But the most important information, according to Patel, is which countries are the most critical in keeping a network going as well as which governments would be the most effective in stopping the trafficking through programs such as educational campaigns.

The researchers experimented with removing different sets of countries from each of the webs to see how doing so would affect the network. Eventually, they were able to pinpoint a set of six countries in each animal’s network that would cause the maximum amount of disruption if taken out. In other words, for each network they identified “which six would cause the most isolated nodes with the remainder of the network that was left,” Patel says. For example, they found that the six nodes capable of best disrupting the rhino network are China, Mozambique, South Africa, Thailand, the United Kingdom and Vietnam.

It’s important to note that these countries are not always the ones with the highest number of imports or exports of a given species. Rather, these are the players that are the most crucial in keeping a trafficking network going — an important distinction for policymakers to consider when targeting their conservation efforts.

Additionally, the researchers conducted analyses to see which countries would have the farthest reach, or the greatest number of connections, if they were to introduce educational campaigns about the wildlife trade, another method used to combat illegal trafficking. Again, they identified a set of six for each network.

While some countries came up noticeably more than others — China, for example, was a top importer and key node for both fragmenting networks and disseminating information for all three animals — Patel cautions that the paper is not meant to encourage finger pointing. Rather than casting blame when such a key player is identified, researchers should take it as an opportunity to explore the cultural, social and economic drivers behind its role in the trade in order to better effect change, she says. And while the paper acknowledges that focusing on transnational trafficking tends to yield “culprit” countries, the authors add that “there are forces at play exploiting wildlife in each country that are not so black and white. Thus, understanding the cultural and economic backdrop within these countries could improve our ability to devise better interventions.”

And the data on the connections between involved countries can be valuable to conservationists looking for new ways to break down trafficking networks, says Olson, with the Wildlife Conservation Society. Understanding which countries are most critical to holding the network together, as well as which countries can spread educational message the farthest, can help policymakers direct their resources to the most important areas.

“You’re going to war against the wildlife trade and you need to have a good [idea] of where the players are and where are the nodes,” she says. “Moving forward, we can track how these nodes change in time, we can improve the data we put into it and we can monitor the impact of different interventions.”

Improving these kinds of interventions can also have public health benefits, in addition to supporting conservation work around the world. All kinds of diseases are spread through the illegal wildlife trade, Patel says. For example, she says, SARS (severe acute respiratory syndrome) has been known to spread through wildlife markets in China. Cutting down on the wildlife trade can help stop diseases from moving around the world, but simply knowing where and how animals are being shipped around the world can also help public health experts track the spread of disease.

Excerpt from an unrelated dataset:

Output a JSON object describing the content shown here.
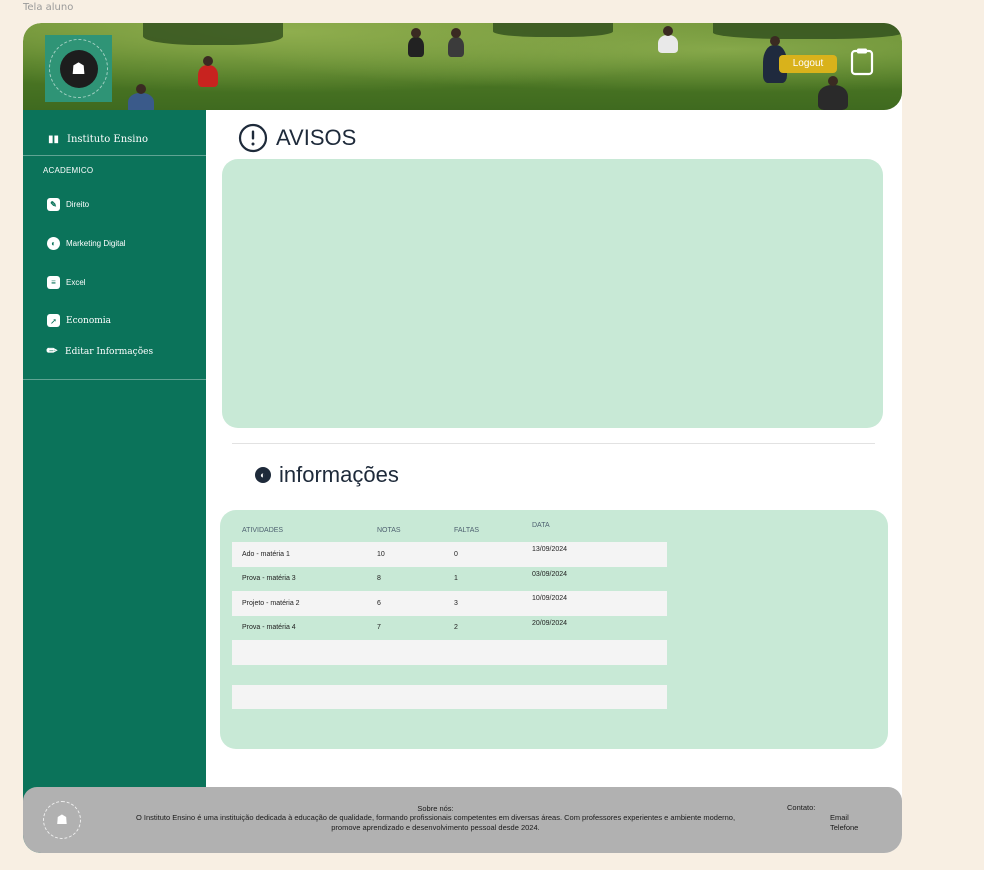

In the future, the methods used in this study could be applied to other species — the pangolin is one highly trafficked animal that comes to mind, says Olson. And keeping a close eye on HealthMap data, for any species, can help conservationists and law enforcement officers stay abreast of how trade routes may shift over time.

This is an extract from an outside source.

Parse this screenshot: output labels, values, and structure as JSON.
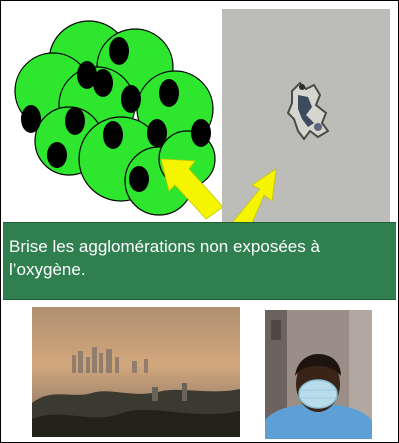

The paper is among the first studies to take a scientific, analytical approach to understanding the illegal wildlife trade, says Patel, so it’s a good introduction to future data-based efforts toward examining trafficking networks. “There isn’t a lot of analytical work around the wildlife trade, and so I look forward to advancing the science around the illegal wildlife trade,” Patel says.